What to do when it is unclear if a newborn baby is a boy or a girl? You can expect to see atypical genitalia at least once during the course of your career. Most babies born with a difference in sex development (DSD) have genitalia that look different.
There are many conditions which cause DSD. Your responsibility is to recognise atypical genitalia, which could signify a DSD, to support the family and refer appropriately.

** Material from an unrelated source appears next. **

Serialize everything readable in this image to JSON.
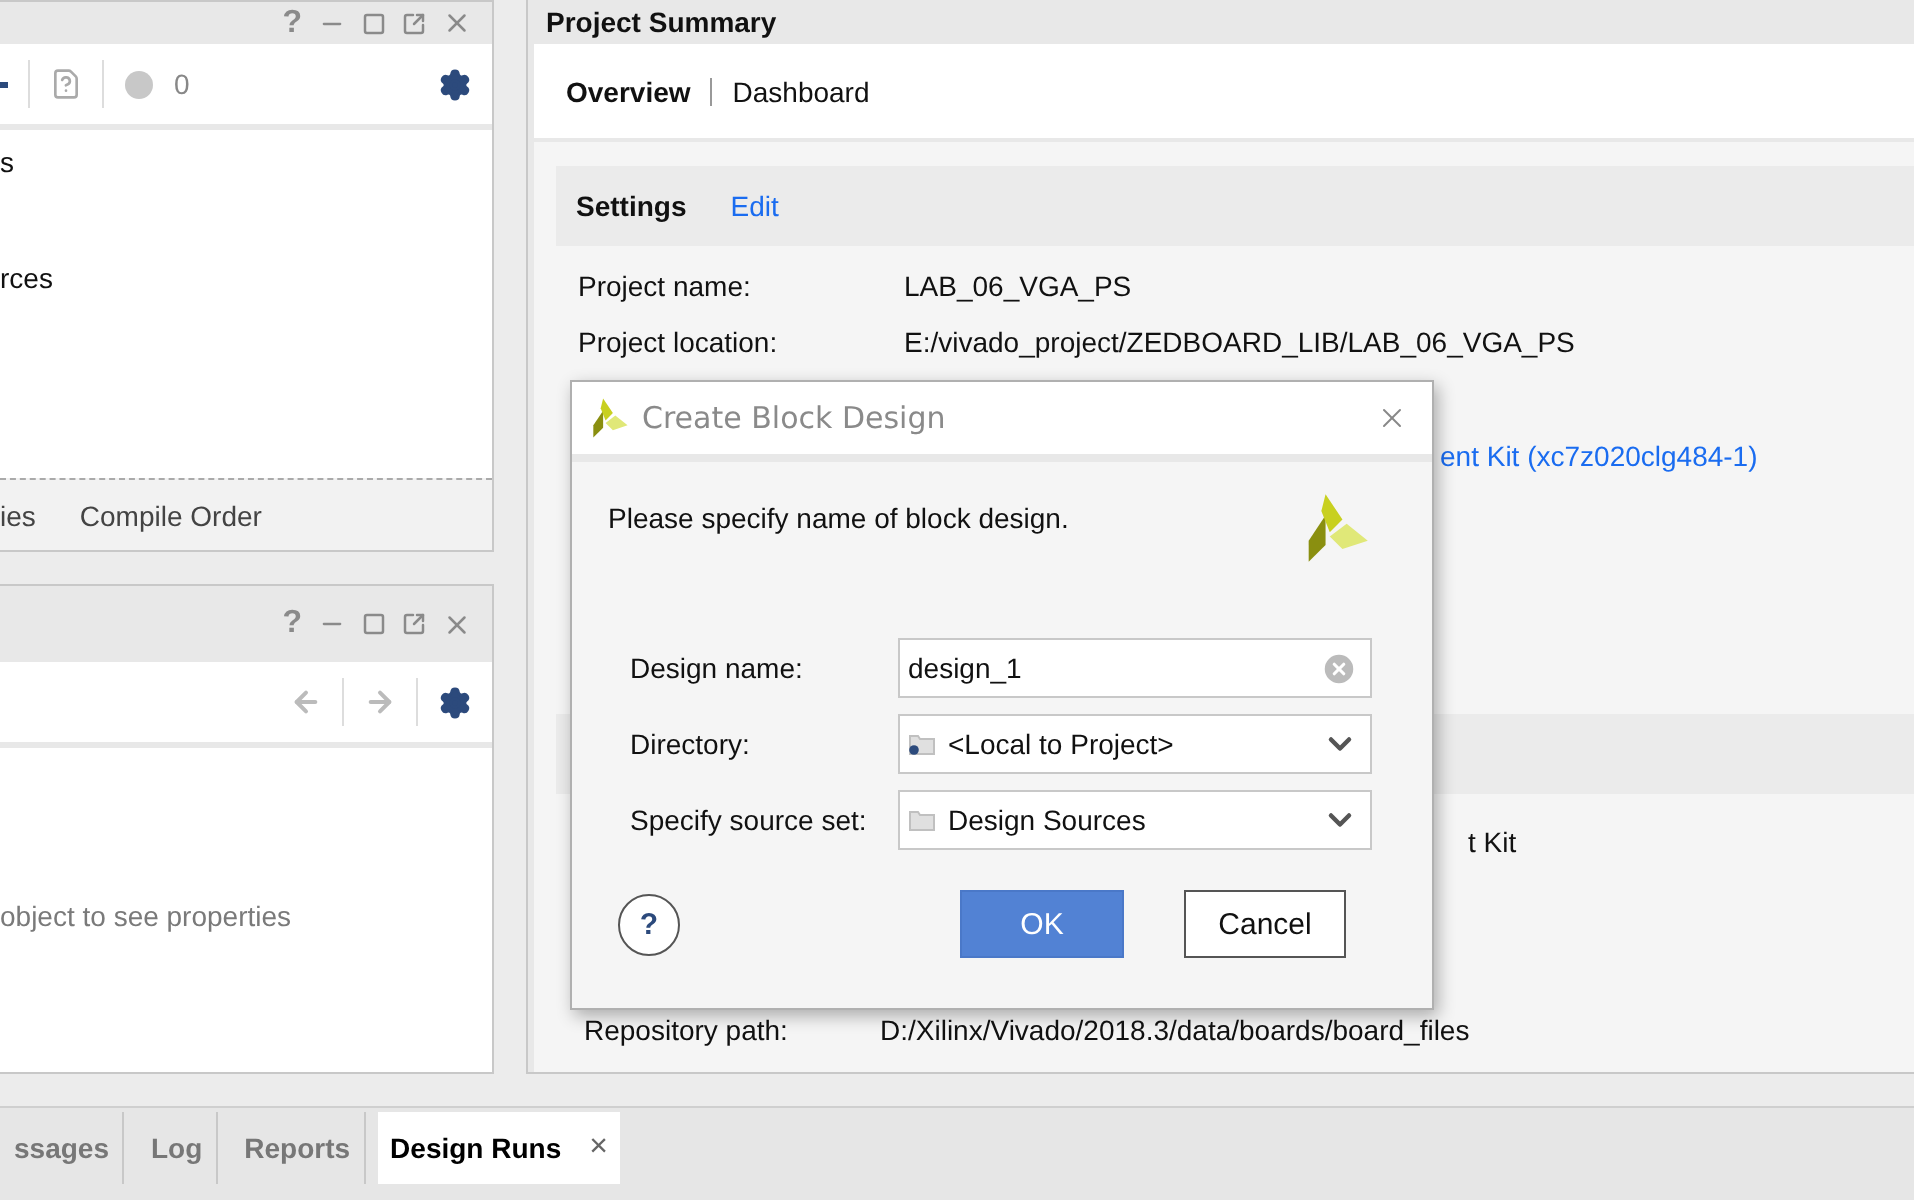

Early detection and referral of newborns with a potential DSD allows the following:
- Expert handling of sensitive issues
- Prompt investigation for potentially harmful conditions

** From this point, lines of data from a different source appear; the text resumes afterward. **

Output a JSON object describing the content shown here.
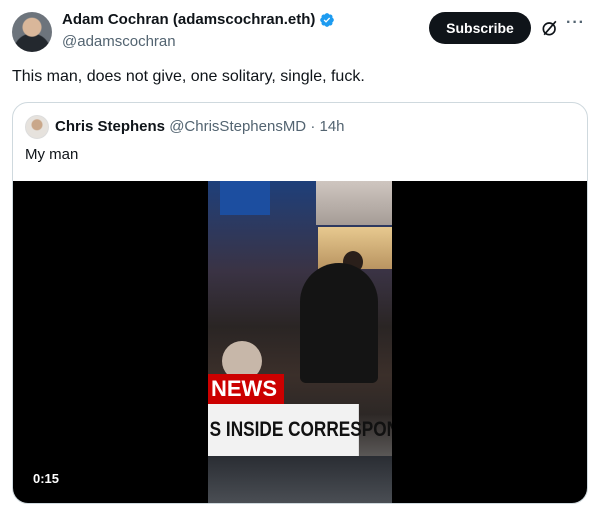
{
  "author": {
    "display_name": "Adam Cochran (adamscochran.eth)",
    "handle": "@adamscochran",
    "verified_icon": "verified-badge-icon",
    "verified_color": "#1d9bf0"
  },
  "actions": {
    "subscribe_label": "Subscribe",
    "grok_icon": "grok-icon",
    "more_label": "···"
  },
  "tweet": {
    "text": "This man, does not give, one solitary, single, fuck."
  },
  "quoted_tweet": {
    "display_name": "Chris Stephens",
    "handle": "@ChrisStephensMD",
    "separator": "·",
    "age": "14h",
    "text": "My man",
    "video": {
      "duration": "0:15",
      "news_text": "NEWS",
      "lower_third_text": "S INSIDE CORRESPON",
      "news_color": "#cc0000"
    }
  }
}
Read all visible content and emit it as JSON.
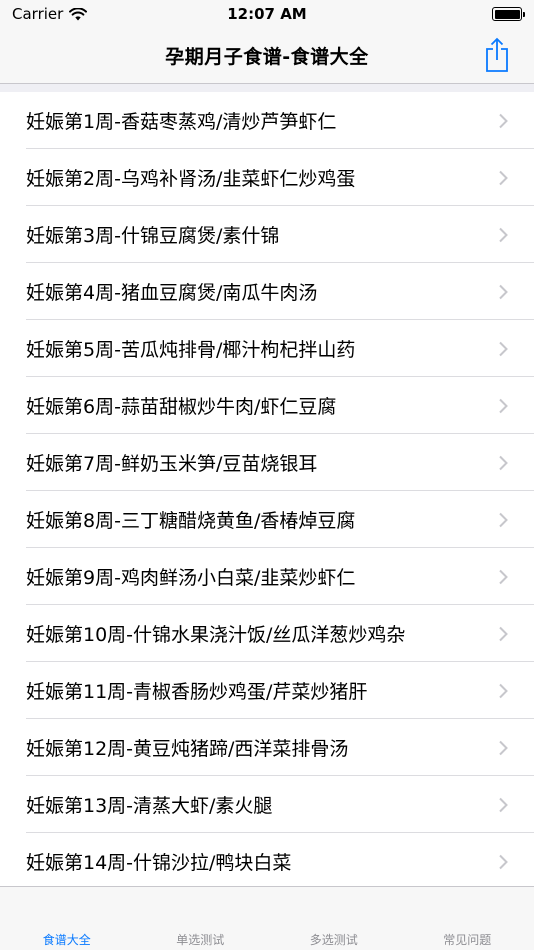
{
  "status_bar": {
    "carrier": "Carrier",
    "time": "12:07 AM"
  },
  "nav": {
    "title": "孕期月子食谱-食谱大全"
  },
  "recipes": [
    "妊娠第1周-香菇枣蒸鸡/清炒芦笋虾仁",
    "妊娠第2周-乌鸡补肾汤/韭菜虾仁炒鸡蛋",
    "妊娠第3周-什锦豆腐煲/素什锦",
    "妊娠第4周-猪血豆腐煲/南瓜牛肉汤",
    "妊娠第5周-苦瓜炖排骨/椰汁枸杞拌山药",
    "妊娠第6周-蒜苗甜椒炒牛肉/虾仁豆腐",
    "妊娠第7周-鲜奶玉米笋/豆苗烧银耳",
    "妊娠第8周-三丁糖醋烧黄鱼/香椿焯豆腐",
    "妊娠第9周-鸡肉鲜汤小白菜/韭菜炒虾仁",
    "妊娠第10周-什锦水果浇汁饭/丝瓜洋葱炒鸡杂",
    "妊娠第11周-青椒香肠炒鸡蛋/芹菜炒猪肝",
    "妊娠第12周-黄豆炖猪蹄/西洋菜排骨汤",
    "妊娠第13周-清蒸大虾/素火腿",
    "妊娠第14周-什锦沙拉/鸭块白菜"
  ],
  "tabs": [
    {
      "label": "食谱大全",
      "active": true
    },
    {
      "label": "单选测试",
      "active": false
    },
    {
      "label": "多选测试",
      "active": false
    },
    {
      "label": "常见问题",
      "active": false
    }
  ],
  "colors": {
    "accent": "#0a7aff",
    "tab_inactive": "#8e8e93",
    "chevron": "#c7c7cc"
  }
}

- Timely coordination of care and care planning
This short, interactive module will cover the following:
- Defining sex in an embryo

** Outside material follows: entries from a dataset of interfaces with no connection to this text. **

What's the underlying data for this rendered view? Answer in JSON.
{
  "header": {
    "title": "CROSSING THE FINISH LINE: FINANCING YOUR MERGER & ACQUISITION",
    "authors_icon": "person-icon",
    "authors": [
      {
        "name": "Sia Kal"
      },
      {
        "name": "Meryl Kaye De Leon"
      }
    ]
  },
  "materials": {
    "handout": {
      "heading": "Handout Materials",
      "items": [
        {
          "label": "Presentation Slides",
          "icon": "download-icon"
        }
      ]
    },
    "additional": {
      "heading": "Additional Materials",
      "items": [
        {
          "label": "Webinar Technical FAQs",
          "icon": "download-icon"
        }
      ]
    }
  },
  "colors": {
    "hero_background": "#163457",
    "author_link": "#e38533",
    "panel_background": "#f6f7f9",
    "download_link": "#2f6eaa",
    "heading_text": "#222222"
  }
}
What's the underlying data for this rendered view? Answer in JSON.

- Confidently examining newborn genitalia and identifying possible differences of sex development (DSD)
- Recognising when to refer babies with suspected DSD
- Who is involved in the care of a baby with atypical-appearing genitalia?
- How to support families affected by DSD
- How to talk to families when there is uncertainty about diagnosis
Study time: 30 minutes (this module includes an interactive video of 12 minutes' duration)
Original content: 2023
Next review: 2026